Regarding who is a bar metzra, poskim are also relatively practical. While bar metzra rules apply to adjacent single-family homes, that is because they can be "attached" for some joint usage (see Taz to CM 175:53; Pitchei Choshen, Matzranut 11:(61)). The Pitchei Choshen (ibid.) raises the importance of people within a building, even if their apartments are not adjacent, sharing stairways. In most cases, an apartment within one building cannot be "attached" to an apartment in another building. It is hard to determine without studying the layout and municipal rules of your situation whether your adjacent neighbor from a different building might have bar metzra rights; we assume that the owner of the other half of your building does.

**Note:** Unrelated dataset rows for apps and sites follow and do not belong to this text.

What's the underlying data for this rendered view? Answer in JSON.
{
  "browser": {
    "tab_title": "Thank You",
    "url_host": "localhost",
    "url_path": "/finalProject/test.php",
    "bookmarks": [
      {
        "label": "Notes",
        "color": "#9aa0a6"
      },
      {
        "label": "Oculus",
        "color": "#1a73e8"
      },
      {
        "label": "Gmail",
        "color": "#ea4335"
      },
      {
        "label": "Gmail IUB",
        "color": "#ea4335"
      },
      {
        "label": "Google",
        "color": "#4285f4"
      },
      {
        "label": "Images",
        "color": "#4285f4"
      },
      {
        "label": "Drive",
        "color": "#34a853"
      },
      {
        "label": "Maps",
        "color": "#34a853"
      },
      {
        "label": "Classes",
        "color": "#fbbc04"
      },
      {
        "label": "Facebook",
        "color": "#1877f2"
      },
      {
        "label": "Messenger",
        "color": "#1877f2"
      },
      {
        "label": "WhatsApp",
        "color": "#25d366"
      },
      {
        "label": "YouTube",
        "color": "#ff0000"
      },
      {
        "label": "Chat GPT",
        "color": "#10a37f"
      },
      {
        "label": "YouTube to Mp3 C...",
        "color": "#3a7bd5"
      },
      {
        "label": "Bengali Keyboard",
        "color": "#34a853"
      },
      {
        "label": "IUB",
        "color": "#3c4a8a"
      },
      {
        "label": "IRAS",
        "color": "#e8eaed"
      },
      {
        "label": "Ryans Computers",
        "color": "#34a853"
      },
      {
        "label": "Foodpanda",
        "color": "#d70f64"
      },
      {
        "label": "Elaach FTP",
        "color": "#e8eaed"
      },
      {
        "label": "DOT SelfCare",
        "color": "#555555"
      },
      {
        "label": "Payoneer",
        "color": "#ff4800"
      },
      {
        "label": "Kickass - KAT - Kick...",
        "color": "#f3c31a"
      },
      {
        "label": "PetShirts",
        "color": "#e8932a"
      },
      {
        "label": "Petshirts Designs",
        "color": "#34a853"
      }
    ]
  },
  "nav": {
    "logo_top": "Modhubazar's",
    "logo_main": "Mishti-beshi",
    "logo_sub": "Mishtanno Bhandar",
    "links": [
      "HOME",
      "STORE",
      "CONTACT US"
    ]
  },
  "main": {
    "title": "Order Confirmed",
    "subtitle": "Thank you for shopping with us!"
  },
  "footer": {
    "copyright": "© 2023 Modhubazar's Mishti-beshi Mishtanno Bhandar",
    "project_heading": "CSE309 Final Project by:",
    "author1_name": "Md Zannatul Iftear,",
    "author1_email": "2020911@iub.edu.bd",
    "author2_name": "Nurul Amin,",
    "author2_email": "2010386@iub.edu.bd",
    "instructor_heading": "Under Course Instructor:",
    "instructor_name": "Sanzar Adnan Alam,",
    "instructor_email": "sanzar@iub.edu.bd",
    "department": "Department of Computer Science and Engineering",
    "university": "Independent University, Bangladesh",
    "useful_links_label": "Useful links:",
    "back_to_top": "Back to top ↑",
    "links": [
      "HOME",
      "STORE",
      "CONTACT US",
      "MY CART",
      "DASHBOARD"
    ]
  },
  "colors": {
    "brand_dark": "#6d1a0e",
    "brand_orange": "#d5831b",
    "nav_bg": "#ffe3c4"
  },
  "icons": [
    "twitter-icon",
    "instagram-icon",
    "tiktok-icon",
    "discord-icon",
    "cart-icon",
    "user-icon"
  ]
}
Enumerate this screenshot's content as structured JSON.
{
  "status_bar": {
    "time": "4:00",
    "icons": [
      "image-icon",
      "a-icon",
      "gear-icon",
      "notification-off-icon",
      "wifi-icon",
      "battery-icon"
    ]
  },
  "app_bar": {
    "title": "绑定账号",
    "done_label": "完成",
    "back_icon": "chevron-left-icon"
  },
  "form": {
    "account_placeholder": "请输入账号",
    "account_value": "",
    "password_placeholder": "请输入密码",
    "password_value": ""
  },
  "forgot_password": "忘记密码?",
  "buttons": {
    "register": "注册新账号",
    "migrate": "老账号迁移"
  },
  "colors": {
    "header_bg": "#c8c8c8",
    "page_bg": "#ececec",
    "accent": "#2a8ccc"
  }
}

Your personal responsibility to see to this matter is tricky. A seller does not have a halachic obligation per se to ask permission of neighbors, as the halacha focuses on the neighbor’s ability to claim the right to obtain the real estate from the buyer after his valid sale (see S’ma 175:7). Although the neighbor can protest before or after the sale, it does not seem that the seller must seek anyone out, and this is also common practice when one does not know of such interest.

If the bar metzra wants to buy, he must meet the eventual price. If the buyer tells the seller that he will not buy it, this precludes later protest (Shulchan Aruch, CM 175:31), but if he was not given the final price, he can claim (at least, if it holds water) that for the lower price, he would have bought it (see S’ma ad loc. 56). Therefore, if you know of a neighbor’s interest, it is wise to be up front on the matter. In most cases, the neighbor makes a good buyer anyway. (If there is a good, verifiable reason that selling to the neighbor is not advantageous to the seller, the rules of bar metzra do not apply (Shulchan Aruch and Rama ibid. 23).)

More on the topic of Bemare Habazak - Rabbis Questions

It is not possible to send messages to the Rabbis through replies system.Click here to send your question to rabbi.

את המידע הדפסתי באמצעות אתר yeshiva.org.il